§ **What is needed**: Look through the entries below and return all lines including the word "highlighted".

• • • • • • •

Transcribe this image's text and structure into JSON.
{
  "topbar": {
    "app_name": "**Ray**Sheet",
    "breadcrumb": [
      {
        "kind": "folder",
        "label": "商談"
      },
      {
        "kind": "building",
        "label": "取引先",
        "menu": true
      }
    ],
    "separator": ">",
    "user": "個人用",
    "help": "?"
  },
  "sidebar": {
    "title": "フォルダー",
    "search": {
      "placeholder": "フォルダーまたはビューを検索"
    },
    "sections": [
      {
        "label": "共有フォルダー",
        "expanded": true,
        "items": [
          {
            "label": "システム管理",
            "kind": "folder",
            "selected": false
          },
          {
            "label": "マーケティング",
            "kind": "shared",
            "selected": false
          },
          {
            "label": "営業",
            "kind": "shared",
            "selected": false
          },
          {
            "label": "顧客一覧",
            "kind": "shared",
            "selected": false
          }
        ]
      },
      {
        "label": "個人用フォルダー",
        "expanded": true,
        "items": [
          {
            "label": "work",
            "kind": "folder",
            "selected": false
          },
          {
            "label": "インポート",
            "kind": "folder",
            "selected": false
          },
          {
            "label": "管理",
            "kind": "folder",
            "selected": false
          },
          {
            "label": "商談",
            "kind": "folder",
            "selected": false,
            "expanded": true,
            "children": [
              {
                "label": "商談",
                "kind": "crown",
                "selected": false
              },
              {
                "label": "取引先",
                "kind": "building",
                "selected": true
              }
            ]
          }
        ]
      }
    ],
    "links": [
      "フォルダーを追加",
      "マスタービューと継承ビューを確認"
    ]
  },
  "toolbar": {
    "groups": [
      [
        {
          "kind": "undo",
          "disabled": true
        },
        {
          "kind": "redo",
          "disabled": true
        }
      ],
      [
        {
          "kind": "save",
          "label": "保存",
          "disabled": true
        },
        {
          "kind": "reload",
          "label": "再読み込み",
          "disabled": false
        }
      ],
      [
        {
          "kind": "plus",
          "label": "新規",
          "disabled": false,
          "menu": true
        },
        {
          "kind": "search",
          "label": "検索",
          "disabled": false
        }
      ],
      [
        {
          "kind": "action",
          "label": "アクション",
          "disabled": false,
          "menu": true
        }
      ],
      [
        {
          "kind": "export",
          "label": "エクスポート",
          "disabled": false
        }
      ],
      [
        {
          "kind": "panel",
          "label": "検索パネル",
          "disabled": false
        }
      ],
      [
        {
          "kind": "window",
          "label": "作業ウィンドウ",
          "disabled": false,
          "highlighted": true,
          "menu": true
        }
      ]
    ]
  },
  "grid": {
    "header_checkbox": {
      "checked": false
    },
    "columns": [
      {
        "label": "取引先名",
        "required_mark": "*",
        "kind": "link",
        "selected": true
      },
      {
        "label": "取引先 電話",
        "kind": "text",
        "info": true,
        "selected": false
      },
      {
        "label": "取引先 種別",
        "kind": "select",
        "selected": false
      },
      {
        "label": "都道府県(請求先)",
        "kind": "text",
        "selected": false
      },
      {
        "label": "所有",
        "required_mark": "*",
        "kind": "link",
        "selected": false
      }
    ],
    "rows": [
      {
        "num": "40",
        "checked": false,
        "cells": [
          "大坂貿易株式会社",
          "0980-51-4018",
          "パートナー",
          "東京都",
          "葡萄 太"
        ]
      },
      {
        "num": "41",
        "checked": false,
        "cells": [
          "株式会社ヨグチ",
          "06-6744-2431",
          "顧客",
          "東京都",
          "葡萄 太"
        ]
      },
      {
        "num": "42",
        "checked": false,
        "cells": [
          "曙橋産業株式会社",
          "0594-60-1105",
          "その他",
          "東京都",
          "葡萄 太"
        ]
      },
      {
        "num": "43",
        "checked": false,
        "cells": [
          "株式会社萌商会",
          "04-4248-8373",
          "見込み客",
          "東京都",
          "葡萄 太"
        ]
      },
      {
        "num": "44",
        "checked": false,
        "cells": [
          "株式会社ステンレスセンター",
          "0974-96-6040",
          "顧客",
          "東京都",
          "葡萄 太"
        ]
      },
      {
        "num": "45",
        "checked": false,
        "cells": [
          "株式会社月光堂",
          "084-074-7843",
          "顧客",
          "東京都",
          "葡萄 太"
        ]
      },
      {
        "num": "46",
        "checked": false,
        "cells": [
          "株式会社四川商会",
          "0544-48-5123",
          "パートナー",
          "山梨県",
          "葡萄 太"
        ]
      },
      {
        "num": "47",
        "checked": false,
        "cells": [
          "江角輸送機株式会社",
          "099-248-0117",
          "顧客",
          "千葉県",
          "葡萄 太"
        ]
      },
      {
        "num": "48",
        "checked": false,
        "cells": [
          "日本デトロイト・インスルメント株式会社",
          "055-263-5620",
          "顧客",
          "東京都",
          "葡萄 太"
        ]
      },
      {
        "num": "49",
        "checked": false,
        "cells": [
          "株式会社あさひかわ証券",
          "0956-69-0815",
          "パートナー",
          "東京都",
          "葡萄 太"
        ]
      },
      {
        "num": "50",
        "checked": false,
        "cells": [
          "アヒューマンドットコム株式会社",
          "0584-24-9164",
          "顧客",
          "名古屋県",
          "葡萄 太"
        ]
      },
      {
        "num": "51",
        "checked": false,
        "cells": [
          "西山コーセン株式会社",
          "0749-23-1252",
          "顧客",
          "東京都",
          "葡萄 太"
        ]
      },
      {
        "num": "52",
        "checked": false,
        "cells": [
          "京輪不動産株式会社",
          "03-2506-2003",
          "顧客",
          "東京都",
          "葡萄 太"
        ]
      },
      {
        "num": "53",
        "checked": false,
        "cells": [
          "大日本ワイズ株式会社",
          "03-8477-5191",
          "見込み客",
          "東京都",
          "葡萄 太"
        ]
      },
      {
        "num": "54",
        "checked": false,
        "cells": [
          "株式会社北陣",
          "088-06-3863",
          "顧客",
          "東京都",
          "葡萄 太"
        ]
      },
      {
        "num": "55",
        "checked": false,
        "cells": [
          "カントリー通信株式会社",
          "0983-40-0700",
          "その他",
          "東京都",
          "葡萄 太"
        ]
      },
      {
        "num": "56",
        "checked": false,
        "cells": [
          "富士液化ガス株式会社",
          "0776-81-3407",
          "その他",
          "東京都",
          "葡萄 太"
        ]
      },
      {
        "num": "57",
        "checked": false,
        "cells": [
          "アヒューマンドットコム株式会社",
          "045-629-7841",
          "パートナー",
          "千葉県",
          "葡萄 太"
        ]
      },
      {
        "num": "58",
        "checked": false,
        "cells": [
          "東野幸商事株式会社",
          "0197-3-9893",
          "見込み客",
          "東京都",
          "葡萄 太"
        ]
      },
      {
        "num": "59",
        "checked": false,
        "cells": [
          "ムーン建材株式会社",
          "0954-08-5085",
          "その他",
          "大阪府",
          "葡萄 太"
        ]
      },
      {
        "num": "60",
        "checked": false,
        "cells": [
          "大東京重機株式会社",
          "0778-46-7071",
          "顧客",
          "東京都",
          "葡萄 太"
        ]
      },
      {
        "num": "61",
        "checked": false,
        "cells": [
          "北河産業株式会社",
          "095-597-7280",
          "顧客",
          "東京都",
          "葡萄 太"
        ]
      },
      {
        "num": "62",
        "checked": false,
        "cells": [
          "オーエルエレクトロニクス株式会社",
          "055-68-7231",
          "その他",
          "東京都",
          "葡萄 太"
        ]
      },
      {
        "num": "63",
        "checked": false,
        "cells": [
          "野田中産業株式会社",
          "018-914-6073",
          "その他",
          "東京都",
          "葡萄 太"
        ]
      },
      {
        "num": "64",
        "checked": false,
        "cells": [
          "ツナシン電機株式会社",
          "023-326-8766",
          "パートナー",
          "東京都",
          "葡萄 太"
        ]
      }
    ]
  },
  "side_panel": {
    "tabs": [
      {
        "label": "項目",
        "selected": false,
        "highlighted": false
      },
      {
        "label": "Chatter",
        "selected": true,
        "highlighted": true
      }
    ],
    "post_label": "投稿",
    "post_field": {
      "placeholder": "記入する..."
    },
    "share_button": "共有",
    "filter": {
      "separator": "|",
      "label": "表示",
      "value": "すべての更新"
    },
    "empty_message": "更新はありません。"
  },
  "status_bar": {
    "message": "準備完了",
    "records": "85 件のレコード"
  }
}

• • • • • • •

§ **Completed exercise**:
          "highlighted": true,
        "highlighted": false
        "highlighted": true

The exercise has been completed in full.